That’s an old Airstream!

It was actually pretty neat!  It’s actually a retail RV lot, but if you go in and ask at the front desk, they’ll lead you back through all the new ones to a warehouse with all the old ones, each with a sign that gives you some idea what’s there.  We ended up seeing a 1970s-era pop-up camper that looked quite a bit like the ones Brooke and I grew up with, and that particular camper was donated by a couple from Columbia, MO!  Small world.

Meg and Calvin really liked seeing campers, as we’re used to staying in tents when we travel like this.  We had to explain to them that the towing capacity on our Subarus isn’t really up to snuff to carry many of these campers, so they’re slowly devising a way to get us to upgrade.  I don’t expect they’ll win this battle…

From Amarillo, it was another 4 hours on I-40 until we got to Oklahoma City.  This time, we were going to get there a bit early, hopefully giving us time for a nice dinner and some swimming at the pool at the hotel we got.  This time, I picked the restaurant: something that would satisfy the four different mouths in the car without leading to arguments about what kind of food we were getting that night.  I found this place called Shorty Smalls that looked like they had a wide swath of options that we hadn’t had on the trip so far, including seafood.  When we got there, they advertised an all-you-can-eat catfish deal and $0.99 Coors Lights.  Sounds great, right?

Well, we sat there for 15 minutes and no waiter visited us.  The kids finished their placemat activities and were already ancy and various servers had walked past us with nary a word.

So we left and went to Waffle House next to our hotel.  It wasn’t my first choice, but the other three in the car were happy, so it was fine.  I left them a review on Google Reviews and got a response the next day apologizing and saying they’d pass the experience on to management.

So. Much.

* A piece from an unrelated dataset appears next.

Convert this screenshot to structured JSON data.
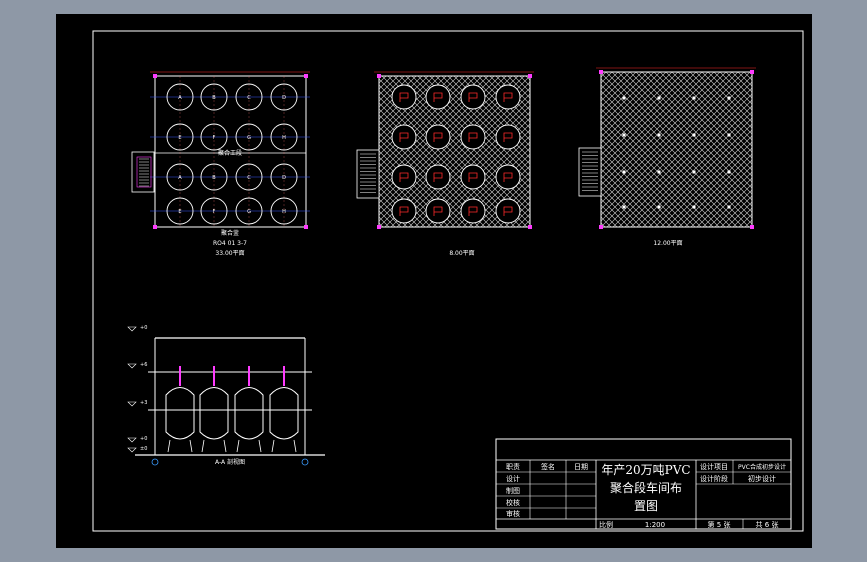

Root beer.

After another late night staying up (with some swimming this time), we hit the road one last time for the home stretch.  This time, we were going to stop about 30 minutes outside of Oklahoma City at Pops Soda Ranch, which advertises over 600 different types of soda and other Route 66 kitsch to buy.  Meg had never seen this many root beer varieties, so she was pretty excited.  We didn’t stay long (and didn’t get gas there, as the price was at least $0.40/gal higher than everywhere else around there), but grabbed a six pack of different glass bottled sodas.

A McDonald’s over I-40? Kewl.

After another few hours, we stopped at the former “World’s Largest McDonald’s” in Vinita, OK, which runs across I-40.  It’s a McDonald’s, so not much to report on that, but it was neat for the kids to have a Happy Meal while cars passed under them.

A note on Oklahoma vs Kansas driving.  Kansas is a terrible, desolate state that is horrible to cross.  A definite black hole between Missouri and Colorado.  And while they do have toll roads, they certainly don’t milk you for everything you’re worth like Oklahoma does.  I think we spent maybe $2.50 to go on I-70 in Kansas, but it was $9.00 to get from Oklahoma City back to Missouri.  Ridiculous.

All tuckered out…

Finally, the heavens opened up and we crossed back into good ol’ Missouri.  Granted, it was relatively far south, so we still had hours to go, but it was certainly more familiar territory as we got closer to Highway 65.

We had a fun trip!  ~2800 miles covered and 25.6 mpg average overall.  Gas prices really weren’t all that different than they were in Missouri, though we ran into some more expensive stations due to their isolation from other populations.  We’d still like to hit the South Rim eventually, but may do that on a “Tour of the Southwest” trip when we hit Mesa Verde, Arches, and other locales in a few years.  We’ve got other plans for the next few years, though, so that’ll have to wait!